Al-Mutanabbi Street, the historic center of Baghdad bookselling, holds bookstores and outdoor bookstalls, cafes, stationary shops and even tea and tobacco shops. It has been the heart and soul of the Baghdad literary and intellectual community.

“Our Lincoln commemoration action is open to the cross-references of tragedies around the world and in our daily lives, through powerful voices and expression,” said Kunc, who will also be one of the participating artists. “Artists are taking action on this day world-wide, as a lament and commemoration of the power of words and art.”

Camille Hawbaker, another graduate student in the Department of Art and Art History, also got involved through Kunc’s book arts class.

“It has been interesting to think of the book as an art form, which for me, is a chance to celebrate the power of the book as a vessel of ideas and knowledge,” she said. “I look forward to joining with other artists in this project to show the resilience of creative thought that can bring about the real, positive changes in society that will never result from violence. I hope that ‘In Remembrance of…’ strengthens the connections between artists in Lincoln and shows our support for the creative minds in the Middle East.”

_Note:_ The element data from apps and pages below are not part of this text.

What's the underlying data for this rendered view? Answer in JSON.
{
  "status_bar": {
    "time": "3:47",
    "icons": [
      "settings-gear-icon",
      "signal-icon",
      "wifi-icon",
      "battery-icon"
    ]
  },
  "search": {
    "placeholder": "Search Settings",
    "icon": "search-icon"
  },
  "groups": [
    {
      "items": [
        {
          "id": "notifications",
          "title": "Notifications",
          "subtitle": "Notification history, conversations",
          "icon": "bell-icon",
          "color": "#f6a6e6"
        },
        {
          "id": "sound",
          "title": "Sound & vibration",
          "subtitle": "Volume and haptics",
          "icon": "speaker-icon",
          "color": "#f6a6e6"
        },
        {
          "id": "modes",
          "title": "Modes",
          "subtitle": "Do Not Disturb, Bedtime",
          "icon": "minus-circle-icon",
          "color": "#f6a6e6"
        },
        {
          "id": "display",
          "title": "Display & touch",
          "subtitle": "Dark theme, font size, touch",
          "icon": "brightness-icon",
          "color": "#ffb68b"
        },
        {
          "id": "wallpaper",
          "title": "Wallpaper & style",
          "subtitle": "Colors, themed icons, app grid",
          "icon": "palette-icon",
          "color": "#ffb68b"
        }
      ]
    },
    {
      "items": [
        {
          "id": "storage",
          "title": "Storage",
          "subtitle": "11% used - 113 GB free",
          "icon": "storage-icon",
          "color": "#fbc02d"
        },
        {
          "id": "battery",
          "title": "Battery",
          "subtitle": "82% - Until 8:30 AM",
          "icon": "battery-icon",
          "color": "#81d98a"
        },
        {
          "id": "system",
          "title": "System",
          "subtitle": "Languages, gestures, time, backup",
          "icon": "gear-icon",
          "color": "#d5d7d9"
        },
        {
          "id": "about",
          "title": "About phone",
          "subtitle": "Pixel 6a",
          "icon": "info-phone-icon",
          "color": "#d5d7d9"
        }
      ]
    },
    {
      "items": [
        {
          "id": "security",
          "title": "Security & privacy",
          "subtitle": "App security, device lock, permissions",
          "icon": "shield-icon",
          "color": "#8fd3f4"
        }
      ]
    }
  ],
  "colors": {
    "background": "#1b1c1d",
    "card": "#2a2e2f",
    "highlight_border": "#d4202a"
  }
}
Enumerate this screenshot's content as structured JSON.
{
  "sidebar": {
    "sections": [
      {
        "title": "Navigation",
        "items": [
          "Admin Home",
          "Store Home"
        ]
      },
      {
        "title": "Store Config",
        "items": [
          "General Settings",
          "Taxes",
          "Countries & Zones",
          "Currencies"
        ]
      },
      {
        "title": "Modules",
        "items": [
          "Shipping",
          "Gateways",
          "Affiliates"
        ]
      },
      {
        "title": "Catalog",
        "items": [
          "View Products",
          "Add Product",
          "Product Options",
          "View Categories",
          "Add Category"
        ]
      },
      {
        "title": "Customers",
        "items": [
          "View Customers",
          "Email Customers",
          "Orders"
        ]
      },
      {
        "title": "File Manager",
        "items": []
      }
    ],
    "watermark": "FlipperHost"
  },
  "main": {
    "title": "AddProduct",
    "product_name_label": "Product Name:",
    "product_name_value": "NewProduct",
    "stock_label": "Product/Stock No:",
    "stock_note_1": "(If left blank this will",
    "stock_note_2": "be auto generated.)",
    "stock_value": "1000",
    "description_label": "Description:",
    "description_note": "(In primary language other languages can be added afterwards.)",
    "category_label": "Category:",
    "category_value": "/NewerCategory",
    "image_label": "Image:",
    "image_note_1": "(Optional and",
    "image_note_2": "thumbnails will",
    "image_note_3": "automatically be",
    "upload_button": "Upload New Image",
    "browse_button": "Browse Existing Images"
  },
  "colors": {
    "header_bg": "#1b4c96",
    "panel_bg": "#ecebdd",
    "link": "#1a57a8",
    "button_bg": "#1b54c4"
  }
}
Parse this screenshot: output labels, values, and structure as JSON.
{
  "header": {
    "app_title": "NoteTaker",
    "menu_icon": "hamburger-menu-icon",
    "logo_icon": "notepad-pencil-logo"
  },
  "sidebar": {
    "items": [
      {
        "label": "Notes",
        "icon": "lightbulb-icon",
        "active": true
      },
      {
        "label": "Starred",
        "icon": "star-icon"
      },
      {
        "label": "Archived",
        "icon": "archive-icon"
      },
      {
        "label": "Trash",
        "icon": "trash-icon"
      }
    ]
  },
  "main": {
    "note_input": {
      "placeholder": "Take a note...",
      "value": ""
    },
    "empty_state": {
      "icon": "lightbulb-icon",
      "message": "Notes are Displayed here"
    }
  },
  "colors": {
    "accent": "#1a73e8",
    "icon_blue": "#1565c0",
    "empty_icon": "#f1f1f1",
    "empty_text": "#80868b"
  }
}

Participating poets will include Professor of English Grace Bauer, and Nima Kian, a graduate student in English.

“I see this as an opportunity to connect poetry with the larger community and to be a voice for peace,” said Bauer, who plans to read her own poems, as well as poems by Brian Turner, an American poet who was in the Iraq war.

For Kian, the event is more personal.

“I am participating in this event because I believe it speaks to the purpose literature and art aim to serve: change, and the promotion of action,” Kian said. “What happened on Al-Mutanabi Street needs to be remembered, as do all other such tragic events. Being a part of this reading is important to me because I remember, albeit vaguely, the sounds of bombs falling in Tehran when I was a little boy during the Iraq-Iran War. I hope that those who attend will understand more how the past is never really past, and that progress, if any is to be achieved, cannot depend on the promise of a better tomorrow; it must look back into the past and fix the mistakes made then to make possible any real progress for the future.”

In addition to Kunc, McLeay and Hawbaker, the following student artists are also scheduled to participate: Lindsey Clausen, Sean Flattery, Breanna Huff, Briana Kosmicki, Sarah Moldovan and Christopher Rhodes.